· Computer based software system/packages used such as Computer Aided Design (CAD), data analytics, collection systems and databases
· The impact of sustainability and environmental efficiency and how such matters influence manufacturing decisions
The apprenticeship programme consists of 'on-the-job' and 'off-the-job' training. You will receive on-the-job training from your employer and will also be allowed 20% off-the job training, which will involve your college day-release and independent study.
Your independent study will be recorded in a learning journal, to capture evidence of your experiences, reflections and achievements.
An assessor coach will be allocated to you and will visit your workplace on a regular basis, liaising with your work-based mentor, but you will also receive master-class workshops from college tutors.
This will give you the opportunity to do real work, developing work-based skills that employers' value and helping you to progress in your chosen career.
· Level 4 Engineering Manufacturing Technician Apprenticeship Standard
· Level 4 Higher National Certificate in Engineering / Level 4 Higher National Certificate in Manufacturing Operations
· EAL Level 2 Diploma in Aerospace and Aviation Engineering (Foundation Competence Qualification)
· Level 2 Functional Skills Maths and English (if required)
The apprentice's progress and development will be assessed at regular stages - this is likely to be a combination of assignments, activities, exams, reflective discussions and observations in the workplace.
The employer and training provider will formally sign-off the apprentice's readiness for the independent End Point Assessment (EPA) at 'gateway'. Gateway is the point at which the apprentice has met and can confidently apply the minimum knowledge, skills and behaviours required, as detailed within the apprenticeship standard.
The End-Point Assessment (EPA) will consist of 2 distinct components:
· Observation with questioning
· Professional discussion supported by a portfolio of evidence
Performance in the EPA will determine your overall apprenticeship grade i.e. pass or distinction.
In order to gain a place on this course, applicants must meet the entry criteria and attend a formal interview. All applications are to be submitted via the college website:
If you have a learning difficulty or disability, please let us know when you apply. If you need help with completing your application and at interview, we can provide support:
To secure a place of study on Level 4 Engineering Manufacturing Technician programme, the minimum entry requirements are as follows:

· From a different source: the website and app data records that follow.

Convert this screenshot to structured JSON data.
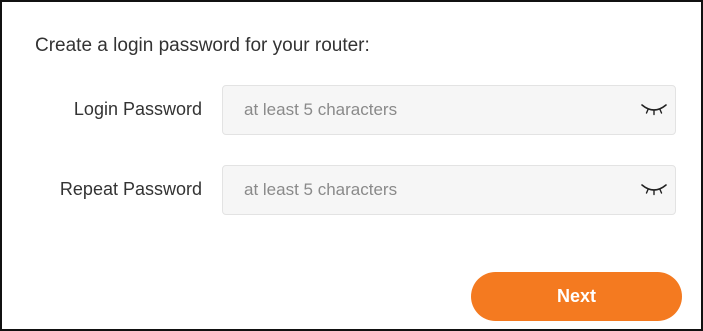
{
  "form": {
    "heading": "Create a login password for your router:",
    "fields": [
      {
        "label": "Login Password",
        "placeholder": "at least 5 characters",
        "value": "",
        "icon": "eye-closed-icon"
      },
      {
        "label": "Repeat Password",
        "placeholder": "at least 5 characters",
        "value": "",
        "icon": "eye-closed-icon"
      }
    ],
    "next_label": "Next"
  },
  "colors": {
    "accent": "#f47a20",
    "field_background": "#f6f6f6",
    "field_border": "#e3e3e3",
    "text": "#333333",
    "placeholder": "#8a8a8a",
    "frame_border": "#111111"
  }
}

· 1 A Level, or 2 AS Levels (40 UCAS points), or an equivalent qualification in a relevant subject, such as a Level 3 Laboratory Technician Apprenticeship, or Level 3 Applied Science BTEC Diploma.
· 5 GCSEs at Grade 4/C or above and the below…
· English GCSE Grade 4/C, Level 2 Functional Skills, or equivalent
· Mathematics GCSE Grade 4/C, Level 2 Functional Skills, or equivalent
· Demonstrate a passion for the engineering and manufacturing industry
You must also be employed in a relevant field (as indicated above) for a minimum of 30 hours per week.
There are no direct additional costs for this course, but you may want to purchase some text books for further reading. A suggested reading list will be supplied at the beginning of your course; however, we also have a wide selection of library books and electronic books for you to use too. You will be expected to supply your own stationery, such as folders, pens and paper. Connection to the internet is expected, but facilities are available at college to do this if necessary. Please contact the Employer Services Team for more information regarding funding and costs: email@example.com
Please note that employers are responsible for providing, replacing and paying for the apprentice's Personal Protective Equipment (PPE), which is required for training in our workshop environments.
Upon completion of the apprenticeship, you can:
· Continue your employment in the industry
· Progress onto the Level 6 Manufacturing Engineer (Degree) Apprenticeship